Less experienced buyers might hit some bumps in the road. One of Rich’s clients, an Italian businessman, disappeared right before closing on a condo, unaware of the urgency of the American sales process. “He went on his honeymoon and never told anyone,” Rich said. “He never gave a contact number. He almost lost his deposit.”
Buyers looking to settle in New York full time, particularly after a last-minute job transfer, are especially at risk of hitting financial snags. The relocation process went well for several of Roma’s clients, like a businessman from Dubai who recently traded a slice of Manhattan for a large house in Connecticut, and a South African couple who plan on renting an apartment in June before searching for a condo.
But some transplants don’t have the appropriate credit history to secure a mortgage if they’re strapped for cash — which most foreigners use to buy Manhattan apartments.
Rich sold a $14 million apartment at 502 Park to an all-cash buyer listed on the contract as an LLC, and expects a similar deal to transpire for a penthouse at the building, which is on the market for $25 million.
And five Brazilians recently bought into Hudson Hill, a condo complex on West 58th Street built by Alchemy Properties, without having to apply for mortgages.
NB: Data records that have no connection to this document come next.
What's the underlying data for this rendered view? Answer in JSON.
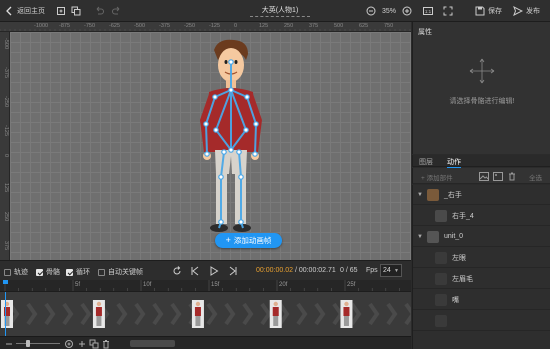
{
  "topbar": {
    "back_label": "返回主页",
    "title": "大英(人物1)",
    "zoom": "35%",
    "save_label": "保存",
    "publish_label": "发布"
  },
  "ruler_top": [
    "-1000",
    "-875",
    "-750",
    "-625",
    "-500",
    "-375",
    "-250",
    "-125",
    "0",
    "125",
    "250",
    "375",
    "500",
    "625",
    "750",
    "875",
    "1000"
  ],
  "ruler_left": [
    "-500",
    "-375",
    "-250",
    "-125",
    "0",
    "125",
    "250",
    "375"
  ],
  "canvas": {
    "add_frame_label": "添加动画帧"
  },
  "properties": {
    "title": "属性",
    "hint": "请选择骨骼进行编辑!"
  },
  "tabs": [
    {
      "label": "图层",
      "active": false
    },
    {
      "label": "动作",
      "active": true
    }
  ],
  "layer_toolbar": {
    "add_part_label": "+ 添加部件",
    "select_all_label": "全选"
  },
  "layers": [
    {
      "label": "_右手",
      "indent": 0,
      "expanded": true
    },
    {
      "label": "右手_4",
      "indent": 1
    },
    {
      "label": "unit_0",
      "indent": 0,
      "expanded": true
    },
    {
      "label": "左眼",
      "indent": 1
    },
    {
      "label": "左眉毛",
      "indent": 1
    },
    {
      "label": "嘴",
      "indent": 1
    },
    {
      "label": "",
      "indent": 1
    }
  ],
  "timeline": {
    "track_label": "轨迹",
    "bones_label": "骨骼",
    "loop_label": "循环",
    "auto_keyframe_label": "自动关键帧",
    "bones_checked": true,
    "loop_checked": true,
    "track_checked": false,
    "auto_keyframe_checked": false,
    "current_time": "00:00:00.02",
    "total_time": "00:00:02.71",
    "frame_current": "0",
    "frame_total": "65",
    "fps_label": "Fps",
    "fps_value": "24",
    "ruler_labels": [
      "5f",
      "10f",
      "15f",
      "20f",
      "25f"
    ],
    "keyframes": [
      0,
      13,
      27,
      38,
      48,
      58
    ]
  },
  "colors": {
    "accent": "#2196f3",
    "time": "#e8a030",
    "bone": "#4aa8e8"
  }
}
“Those foreign buyers could do other things with their cash,” said Tracy Becker, a credit specialist who has advised a handful of real estate professionals on securing loans for foreign clients. “How many brokers could sell better properties if their clients could get a mortgage?”
For aspiring homeowners without credit history in the US, the application process requires a patient wade through bureaucracy.
“If they have no credit and apply for a loan, once they’re denied, they can then force the bank to look at other types of credit,” said Becker. Under equal opportunity regulations, banks are required to consider alternatives — like cable and electric bills, insurance history, and company credit card statements — when presented with a rejection letter, or in bank parlance, a notice of adverse action.
“Most bankers don’t even know they’re obligated to look at alternative credit because it hasn’t really happened much,” Tracy said. So some clients prefer a more proactive approach. “They can talk to the bank right from the start and ask: can you build a credit profile for me with my alternative credit?” she explained.
To better ensure an influx of foreign buyers a smooth-sailing transaction, Fox Residential has begun to expand its international services. Roma and Marzia Kennedy, an Italian-born broker that co-chairs the division, first gave the program a boost three years ago, with a trip to a real estate conference in London.
“There were participants from every country,” she said. “It was very good exposure. We got several clients from that show, and several referrals from clients we met at the show.”
Now that the market is turning around, the two brokers are out and about again. “We kind of laid low,” said Roma. “Now we’re back full force.”